Boobs are great! Not a lot of people dislike boobs, anyway. However, boobs can be problematic because of the way [especially] Western society sexualizes them.

47 states allow breast feeding in public, but in three states it is possible for women to face public indecency or indecent exposure charges for nursing a child in public. Even in states where it is legal, it is not entirely uncommon for women to be harassed, heckled, or frowned upon for breast feeding in public.

What this means is that it’s always been okay to show breasts like this:

…But when they are used for their primary biological purpose - nursing children - society recoils and calls this “indecent.”

Women have been taught that their breasts are a thing to hide for the sake of the men who may be distracted by them, a dirty and exclusively sexual part of the female anatomy - which is in part why it is not legal for women to go topless in public, whereas men can.

A woman with a bustier figure is sometimes met with presumptions about her “promiscuity,” even when nothing else about her character or dress would suggest an inclination for frequent or indiscriminate sexual behavior. This kind of judgement can become especially problematic when schools or work environments raise dress code policies for chestier women, suggesting that the same, modest outfit may appear “vulgar” or “inappropriate” on one breast size but “decent” on those with smaller breasts. Bustygirlcomics expresses this idea rather perfectly in the comic below:

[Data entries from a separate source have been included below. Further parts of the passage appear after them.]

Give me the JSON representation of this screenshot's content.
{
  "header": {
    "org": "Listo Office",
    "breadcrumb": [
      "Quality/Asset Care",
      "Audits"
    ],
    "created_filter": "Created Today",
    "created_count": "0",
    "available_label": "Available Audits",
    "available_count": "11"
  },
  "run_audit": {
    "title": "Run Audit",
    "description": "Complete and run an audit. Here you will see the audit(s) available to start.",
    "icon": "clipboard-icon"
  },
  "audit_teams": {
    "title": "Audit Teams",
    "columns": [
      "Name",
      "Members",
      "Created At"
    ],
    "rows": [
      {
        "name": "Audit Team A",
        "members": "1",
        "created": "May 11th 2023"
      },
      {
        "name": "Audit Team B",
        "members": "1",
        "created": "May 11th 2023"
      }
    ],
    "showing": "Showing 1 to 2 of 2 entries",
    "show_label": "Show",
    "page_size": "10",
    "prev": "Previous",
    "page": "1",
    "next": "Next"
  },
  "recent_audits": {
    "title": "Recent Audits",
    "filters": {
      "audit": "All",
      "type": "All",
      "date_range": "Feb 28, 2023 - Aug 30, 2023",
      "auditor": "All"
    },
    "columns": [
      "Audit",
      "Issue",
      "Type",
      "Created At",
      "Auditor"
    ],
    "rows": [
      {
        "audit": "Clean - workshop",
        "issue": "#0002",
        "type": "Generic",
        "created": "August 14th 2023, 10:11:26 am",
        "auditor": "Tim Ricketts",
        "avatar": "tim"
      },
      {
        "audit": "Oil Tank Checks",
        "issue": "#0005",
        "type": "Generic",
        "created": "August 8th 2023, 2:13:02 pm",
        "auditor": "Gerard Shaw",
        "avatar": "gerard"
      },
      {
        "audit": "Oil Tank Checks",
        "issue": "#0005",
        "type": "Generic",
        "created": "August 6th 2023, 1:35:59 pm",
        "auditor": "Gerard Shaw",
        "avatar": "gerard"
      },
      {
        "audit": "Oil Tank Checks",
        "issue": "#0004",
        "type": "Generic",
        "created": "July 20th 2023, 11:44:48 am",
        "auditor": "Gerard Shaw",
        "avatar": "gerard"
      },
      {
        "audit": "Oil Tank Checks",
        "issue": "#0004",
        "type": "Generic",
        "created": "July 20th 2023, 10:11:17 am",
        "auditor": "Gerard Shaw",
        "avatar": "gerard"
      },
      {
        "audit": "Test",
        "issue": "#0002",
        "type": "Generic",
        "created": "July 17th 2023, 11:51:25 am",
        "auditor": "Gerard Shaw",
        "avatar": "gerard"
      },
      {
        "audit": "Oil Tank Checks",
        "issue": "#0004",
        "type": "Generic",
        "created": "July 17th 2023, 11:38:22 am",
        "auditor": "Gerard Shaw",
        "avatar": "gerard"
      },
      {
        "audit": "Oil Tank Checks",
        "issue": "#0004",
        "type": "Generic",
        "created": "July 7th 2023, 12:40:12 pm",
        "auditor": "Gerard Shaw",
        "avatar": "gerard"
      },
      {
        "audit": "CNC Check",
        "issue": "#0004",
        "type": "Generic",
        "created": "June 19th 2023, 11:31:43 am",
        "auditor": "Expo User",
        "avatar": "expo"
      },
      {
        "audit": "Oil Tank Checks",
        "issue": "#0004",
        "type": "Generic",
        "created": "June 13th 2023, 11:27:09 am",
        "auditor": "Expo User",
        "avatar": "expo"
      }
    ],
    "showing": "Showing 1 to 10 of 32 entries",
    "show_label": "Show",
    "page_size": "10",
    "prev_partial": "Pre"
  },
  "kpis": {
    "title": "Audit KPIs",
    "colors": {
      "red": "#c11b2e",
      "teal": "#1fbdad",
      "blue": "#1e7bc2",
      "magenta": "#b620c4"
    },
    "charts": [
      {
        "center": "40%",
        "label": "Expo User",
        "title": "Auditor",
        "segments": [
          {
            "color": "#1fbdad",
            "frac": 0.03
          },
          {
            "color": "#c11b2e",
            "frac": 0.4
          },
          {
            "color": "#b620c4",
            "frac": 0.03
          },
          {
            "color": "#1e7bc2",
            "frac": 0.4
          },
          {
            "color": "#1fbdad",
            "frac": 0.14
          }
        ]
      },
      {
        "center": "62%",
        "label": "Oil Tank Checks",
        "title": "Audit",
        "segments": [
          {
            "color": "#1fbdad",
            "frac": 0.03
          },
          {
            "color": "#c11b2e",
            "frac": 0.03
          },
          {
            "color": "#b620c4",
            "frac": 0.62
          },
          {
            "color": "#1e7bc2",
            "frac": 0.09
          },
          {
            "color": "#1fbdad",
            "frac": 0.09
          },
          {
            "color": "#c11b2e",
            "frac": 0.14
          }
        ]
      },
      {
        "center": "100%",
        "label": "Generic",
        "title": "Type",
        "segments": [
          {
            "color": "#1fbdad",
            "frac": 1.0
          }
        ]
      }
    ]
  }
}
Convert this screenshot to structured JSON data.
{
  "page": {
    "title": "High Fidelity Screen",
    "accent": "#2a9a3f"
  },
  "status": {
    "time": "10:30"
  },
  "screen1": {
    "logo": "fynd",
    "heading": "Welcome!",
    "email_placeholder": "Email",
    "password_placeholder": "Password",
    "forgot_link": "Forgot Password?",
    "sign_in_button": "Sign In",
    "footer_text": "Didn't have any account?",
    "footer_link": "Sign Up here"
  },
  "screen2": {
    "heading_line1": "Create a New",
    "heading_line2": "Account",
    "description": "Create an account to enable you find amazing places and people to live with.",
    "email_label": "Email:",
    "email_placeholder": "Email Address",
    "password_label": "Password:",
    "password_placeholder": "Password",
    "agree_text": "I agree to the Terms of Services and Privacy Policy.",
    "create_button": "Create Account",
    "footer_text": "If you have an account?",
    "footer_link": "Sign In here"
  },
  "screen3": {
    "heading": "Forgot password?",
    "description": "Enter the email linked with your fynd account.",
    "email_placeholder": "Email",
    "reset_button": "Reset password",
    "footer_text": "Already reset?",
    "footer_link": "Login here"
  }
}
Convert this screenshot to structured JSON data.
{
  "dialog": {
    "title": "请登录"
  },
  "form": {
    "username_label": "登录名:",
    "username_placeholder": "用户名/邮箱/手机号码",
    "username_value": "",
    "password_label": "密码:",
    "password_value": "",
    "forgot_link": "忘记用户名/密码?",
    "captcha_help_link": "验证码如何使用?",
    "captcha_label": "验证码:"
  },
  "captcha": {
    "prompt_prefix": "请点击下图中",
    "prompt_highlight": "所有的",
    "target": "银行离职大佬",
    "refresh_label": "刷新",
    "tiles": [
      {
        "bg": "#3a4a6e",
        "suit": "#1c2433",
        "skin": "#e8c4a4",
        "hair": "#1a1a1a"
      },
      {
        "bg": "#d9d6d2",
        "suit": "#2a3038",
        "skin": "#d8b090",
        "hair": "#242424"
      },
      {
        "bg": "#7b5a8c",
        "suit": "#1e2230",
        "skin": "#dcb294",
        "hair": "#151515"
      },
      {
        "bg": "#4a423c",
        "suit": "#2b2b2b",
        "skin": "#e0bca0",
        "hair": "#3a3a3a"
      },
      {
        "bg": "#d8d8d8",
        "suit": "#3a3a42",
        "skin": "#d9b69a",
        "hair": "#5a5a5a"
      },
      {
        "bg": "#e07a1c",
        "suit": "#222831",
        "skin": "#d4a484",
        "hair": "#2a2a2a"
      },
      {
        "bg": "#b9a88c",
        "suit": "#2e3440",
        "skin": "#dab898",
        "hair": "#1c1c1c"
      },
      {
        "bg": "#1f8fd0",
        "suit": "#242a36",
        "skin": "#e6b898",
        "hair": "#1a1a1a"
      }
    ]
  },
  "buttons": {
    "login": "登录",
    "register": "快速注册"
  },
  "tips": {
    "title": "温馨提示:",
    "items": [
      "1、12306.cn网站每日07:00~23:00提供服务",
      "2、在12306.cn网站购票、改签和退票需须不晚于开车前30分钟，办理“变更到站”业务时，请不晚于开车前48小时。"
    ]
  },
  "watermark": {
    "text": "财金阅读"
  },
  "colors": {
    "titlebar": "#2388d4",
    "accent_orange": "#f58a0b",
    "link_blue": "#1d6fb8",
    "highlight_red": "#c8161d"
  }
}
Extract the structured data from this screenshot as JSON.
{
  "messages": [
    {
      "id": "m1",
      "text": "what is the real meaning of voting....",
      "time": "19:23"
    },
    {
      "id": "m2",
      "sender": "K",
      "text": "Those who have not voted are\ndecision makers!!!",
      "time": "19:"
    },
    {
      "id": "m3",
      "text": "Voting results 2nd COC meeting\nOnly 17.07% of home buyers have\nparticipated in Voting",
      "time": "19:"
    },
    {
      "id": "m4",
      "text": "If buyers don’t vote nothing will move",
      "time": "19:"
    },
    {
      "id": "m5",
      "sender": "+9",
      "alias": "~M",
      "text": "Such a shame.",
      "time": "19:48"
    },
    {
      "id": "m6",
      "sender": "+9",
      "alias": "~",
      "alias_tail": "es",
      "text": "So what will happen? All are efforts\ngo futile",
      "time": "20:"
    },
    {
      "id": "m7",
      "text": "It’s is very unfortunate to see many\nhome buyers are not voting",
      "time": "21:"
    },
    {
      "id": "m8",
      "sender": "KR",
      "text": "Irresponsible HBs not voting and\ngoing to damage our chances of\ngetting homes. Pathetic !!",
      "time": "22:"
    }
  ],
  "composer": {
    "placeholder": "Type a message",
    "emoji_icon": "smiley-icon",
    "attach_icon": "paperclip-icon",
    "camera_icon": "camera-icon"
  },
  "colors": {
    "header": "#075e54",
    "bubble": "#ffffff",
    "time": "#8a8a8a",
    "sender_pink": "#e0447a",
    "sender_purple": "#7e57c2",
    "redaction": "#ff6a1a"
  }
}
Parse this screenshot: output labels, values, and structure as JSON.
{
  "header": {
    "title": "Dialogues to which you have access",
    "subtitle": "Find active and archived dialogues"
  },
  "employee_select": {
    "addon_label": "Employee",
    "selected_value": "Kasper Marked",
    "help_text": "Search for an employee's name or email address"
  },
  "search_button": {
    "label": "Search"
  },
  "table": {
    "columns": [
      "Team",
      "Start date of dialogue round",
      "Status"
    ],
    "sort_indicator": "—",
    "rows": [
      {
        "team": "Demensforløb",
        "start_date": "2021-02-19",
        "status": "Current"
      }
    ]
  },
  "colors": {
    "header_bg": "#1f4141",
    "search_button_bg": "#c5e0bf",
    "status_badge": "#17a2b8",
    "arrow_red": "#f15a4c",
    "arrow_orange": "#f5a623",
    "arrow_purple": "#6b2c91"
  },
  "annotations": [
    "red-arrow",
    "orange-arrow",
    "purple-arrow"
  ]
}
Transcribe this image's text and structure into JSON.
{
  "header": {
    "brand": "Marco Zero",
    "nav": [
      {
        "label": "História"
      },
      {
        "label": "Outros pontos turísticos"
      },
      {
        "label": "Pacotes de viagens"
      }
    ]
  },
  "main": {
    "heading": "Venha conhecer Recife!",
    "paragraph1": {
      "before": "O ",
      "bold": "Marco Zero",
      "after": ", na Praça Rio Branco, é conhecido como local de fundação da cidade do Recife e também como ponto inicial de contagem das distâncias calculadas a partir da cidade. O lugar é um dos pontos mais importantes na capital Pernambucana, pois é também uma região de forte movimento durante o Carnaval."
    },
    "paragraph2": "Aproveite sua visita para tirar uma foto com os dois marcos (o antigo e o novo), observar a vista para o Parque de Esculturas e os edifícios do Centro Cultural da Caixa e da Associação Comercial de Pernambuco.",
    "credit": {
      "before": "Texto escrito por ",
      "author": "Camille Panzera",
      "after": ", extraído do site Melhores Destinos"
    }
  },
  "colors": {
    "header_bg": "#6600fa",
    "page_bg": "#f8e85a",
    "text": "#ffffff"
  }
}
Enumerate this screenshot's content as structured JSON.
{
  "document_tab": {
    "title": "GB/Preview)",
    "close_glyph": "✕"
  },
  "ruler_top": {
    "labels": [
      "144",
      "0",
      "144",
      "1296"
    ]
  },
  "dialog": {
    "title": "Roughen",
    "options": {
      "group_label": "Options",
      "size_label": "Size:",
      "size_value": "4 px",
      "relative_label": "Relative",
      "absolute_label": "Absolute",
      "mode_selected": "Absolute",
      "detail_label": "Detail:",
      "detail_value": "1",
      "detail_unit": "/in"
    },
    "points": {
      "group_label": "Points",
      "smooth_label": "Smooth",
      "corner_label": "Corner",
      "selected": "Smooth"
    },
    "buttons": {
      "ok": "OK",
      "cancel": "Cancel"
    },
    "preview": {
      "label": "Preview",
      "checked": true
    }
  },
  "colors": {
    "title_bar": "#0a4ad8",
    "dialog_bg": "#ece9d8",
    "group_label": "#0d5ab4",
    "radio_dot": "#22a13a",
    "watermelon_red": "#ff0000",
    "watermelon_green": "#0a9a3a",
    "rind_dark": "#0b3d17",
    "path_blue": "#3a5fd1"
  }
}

Even when breasts are not being met with negative attention, unwanted positive attention can also be harmful. For example, a woman’s chest is often used as decoration in music videos, advertisements, and other media attempting to “sell” an idea. Sexual reductionism teaches consumers of such media that objectifying women is okay, and that a woman’s worth in public is equal to how attractive she is. Certain body parts on women - in particular breasts, hips, butts, and lips - are especially oversexualized in popular media, resulting in an environment where women may often feel undervalued for non-physical traits, or on the flip side preyed on for being beautiful and thus an object of some men’s sexual self-entitlement.